===== Material provided =====

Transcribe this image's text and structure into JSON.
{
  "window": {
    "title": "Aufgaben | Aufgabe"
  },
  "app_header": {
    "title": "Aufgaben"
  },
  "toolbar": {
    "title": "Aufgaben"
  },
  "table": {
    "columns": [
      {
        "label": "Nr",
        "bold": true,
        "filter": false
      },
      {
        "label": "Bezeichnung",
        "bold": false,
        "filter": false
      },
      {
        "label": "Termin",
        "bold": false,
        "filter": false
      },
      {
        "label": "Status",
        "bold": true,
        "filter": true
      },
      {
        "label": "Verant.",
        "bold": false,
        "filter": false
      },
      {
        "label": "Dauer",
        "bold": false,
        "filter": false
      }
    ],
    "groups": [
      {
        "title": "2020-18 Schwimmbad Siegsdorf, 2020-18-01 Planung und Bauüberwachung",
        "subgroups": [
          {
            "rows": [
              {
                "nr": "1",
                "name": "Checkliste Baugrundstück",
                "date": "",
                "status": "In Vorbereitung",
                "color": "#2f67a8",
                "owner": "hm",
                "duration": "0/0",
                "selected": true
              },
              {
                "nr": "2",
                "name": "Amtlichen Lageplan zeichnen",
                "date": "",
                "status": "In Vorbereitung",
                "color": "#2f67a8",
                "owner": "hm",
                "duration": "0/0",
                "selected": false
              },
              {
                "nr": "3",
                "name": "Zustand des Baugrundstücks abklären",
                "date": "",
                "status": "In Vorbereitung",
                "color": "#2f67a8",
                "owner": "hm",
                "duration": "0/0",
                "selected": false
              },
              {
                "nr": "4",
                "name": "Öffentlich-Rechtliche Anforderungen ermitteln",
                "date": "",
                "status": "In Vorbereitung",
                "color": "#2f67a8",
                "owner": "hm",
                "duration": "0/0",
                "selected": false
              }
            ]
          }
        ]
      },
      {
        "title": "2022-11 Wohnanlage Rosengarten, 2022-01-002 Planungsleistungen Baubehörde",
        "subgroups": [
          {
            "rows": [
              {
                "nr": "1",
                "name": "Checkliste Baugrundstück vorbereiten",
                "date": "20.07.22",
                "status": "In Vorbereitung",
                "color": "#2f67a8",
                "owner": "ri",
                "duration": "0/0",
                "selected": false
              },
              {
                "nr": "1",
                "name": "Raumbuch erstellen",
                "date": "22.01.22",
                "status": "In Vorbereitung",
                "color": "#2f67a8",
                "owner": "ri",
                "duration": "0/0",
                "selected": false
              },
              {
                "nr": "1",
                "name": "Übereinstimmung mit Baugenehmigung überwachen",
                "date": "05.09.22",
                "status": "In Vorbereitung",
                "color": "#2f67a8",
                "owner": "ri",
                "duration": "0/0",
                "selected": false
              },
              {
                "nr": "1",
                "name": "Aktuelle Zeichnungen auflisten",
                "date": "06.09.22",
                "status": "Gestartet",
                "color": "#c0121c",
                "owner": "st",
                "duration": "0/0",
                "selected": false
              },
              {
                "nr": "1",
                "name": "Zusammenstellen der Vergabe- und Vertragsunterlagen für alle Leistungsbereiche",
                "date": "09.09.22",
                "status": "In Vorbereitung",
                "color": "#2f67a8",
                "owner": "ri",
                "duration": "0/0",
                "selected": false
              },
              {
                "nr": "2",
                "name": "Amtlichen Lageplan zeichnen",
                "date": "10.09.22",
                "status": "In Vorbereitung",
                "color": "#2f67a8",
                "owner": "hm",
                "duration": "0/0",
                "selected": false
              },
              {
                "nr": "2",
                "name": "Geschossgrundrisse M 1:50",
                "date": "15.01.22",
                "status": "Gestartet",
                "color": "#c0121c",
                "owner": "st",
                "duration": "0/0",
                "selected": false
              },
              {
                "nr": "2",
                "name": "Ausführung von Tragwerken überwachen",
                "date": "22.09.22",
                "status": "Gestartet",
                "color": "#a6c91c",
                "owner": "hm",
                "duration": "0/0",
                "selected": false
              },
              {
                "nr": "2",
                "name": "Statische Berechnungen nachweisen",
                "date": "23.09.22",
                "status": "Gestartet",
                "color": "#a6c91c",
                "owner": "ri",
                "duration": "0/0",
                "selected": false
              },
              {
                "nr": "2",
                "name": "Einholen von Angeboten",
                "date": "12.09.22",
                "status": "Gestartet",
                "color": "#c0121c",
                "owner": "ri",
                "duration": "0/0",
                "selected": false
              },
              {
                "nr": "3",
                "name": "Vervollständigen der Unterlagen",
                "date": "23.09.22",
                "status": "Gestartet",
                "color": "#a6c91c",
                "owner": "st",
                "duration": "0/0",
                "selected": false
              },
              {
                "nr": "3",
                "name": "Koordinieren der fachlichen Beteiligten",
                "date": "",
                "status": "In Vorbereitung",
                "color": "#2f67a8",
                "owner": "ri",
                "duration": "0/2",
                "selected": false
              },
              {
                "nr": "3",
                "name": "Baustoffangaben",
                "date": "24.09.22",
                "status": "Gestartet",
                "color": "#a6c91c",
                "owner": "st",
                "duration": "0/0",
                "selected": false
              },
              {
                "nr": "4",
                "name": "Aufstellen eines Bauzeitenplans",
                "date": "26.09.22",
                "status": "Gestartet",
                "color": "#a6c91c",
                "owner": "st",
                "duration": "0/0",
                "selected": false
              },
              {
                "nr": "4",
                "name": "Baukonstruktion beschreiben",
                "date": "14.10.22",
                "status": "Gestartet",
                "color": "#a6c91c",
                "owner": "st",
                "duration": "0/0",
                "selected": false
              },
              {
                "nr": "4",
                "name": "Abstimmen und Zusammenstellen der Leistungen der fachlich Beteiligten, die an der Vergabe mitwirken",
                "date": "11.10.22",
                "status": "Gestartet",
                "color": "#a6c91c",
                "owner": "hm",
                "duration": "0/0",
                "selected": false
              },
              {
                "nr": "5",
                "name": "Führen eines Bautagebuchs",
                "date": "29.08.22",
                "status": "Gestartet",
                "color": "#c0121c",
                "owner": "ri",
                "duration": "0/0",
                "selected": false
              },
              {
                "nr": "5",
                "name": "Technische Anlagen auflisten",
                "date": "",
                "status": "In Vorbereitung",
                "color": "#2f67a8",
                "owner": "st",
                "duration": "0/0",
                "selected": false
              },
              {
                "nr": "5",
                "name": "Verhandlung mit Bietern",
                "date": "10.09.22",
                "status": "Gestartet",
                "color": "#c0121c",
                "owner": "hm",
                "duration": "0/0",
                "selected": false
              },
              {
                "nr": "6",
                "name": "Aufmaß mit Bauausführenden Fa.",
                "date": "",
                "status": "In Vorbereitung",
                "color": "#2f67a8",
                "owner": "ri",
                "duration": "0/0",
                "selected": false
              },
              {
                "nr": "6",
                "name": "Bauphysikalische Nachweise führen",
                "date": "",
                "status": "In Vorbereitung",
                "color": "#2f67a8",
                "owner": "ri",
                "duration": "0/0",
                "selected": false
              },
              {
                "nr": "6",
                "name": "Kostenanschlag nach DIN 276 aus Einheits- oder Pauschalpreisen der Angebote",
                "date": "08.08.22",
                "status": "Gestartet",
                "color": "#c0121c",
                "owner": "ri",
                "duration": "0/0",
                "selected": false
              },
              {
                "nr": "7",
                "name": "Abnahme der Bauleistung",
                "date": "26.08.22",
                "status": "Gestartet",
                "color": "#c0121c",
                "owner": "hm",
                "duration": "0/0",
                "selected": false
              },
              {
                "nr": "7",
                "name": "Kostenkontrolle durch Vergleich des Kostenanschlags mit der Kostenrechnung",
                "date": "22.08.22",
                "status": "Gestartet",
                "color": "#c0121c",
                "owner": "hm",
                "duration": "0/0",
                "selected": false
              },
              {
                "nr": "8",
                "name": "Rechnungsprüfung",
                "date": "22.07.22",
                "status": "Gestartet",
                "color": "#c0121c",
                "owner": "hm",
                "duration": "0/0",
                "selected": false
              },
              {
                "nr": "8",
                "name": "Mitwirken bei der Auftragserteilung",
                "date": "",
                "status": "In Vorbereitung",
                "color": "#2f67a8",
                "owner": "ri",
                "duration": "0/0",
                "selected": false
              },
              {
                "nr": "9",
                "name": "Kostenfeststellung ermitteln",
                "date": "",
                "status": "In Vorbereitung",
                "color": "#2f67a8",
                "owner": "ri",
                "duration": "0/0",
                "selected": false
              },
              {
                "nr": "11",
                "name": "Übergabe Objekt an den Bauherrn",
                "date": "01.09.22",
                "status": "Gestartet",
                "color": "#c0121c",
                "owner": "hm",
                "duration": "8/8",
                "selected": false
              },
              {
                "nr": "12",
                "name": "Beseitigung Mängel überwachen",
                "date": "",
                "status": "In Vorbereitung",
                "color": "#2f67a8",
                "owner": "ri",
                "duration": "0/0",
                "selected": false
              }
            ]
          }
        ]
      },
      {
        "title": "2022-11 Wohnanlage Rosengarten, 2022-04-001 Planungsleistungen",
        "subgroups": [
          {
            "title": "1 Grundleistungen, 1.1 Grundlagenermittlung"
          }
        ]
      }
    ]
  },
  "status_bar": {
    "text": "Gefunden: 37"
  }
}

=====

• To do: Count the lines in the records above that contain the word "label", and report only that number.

• Written response: 6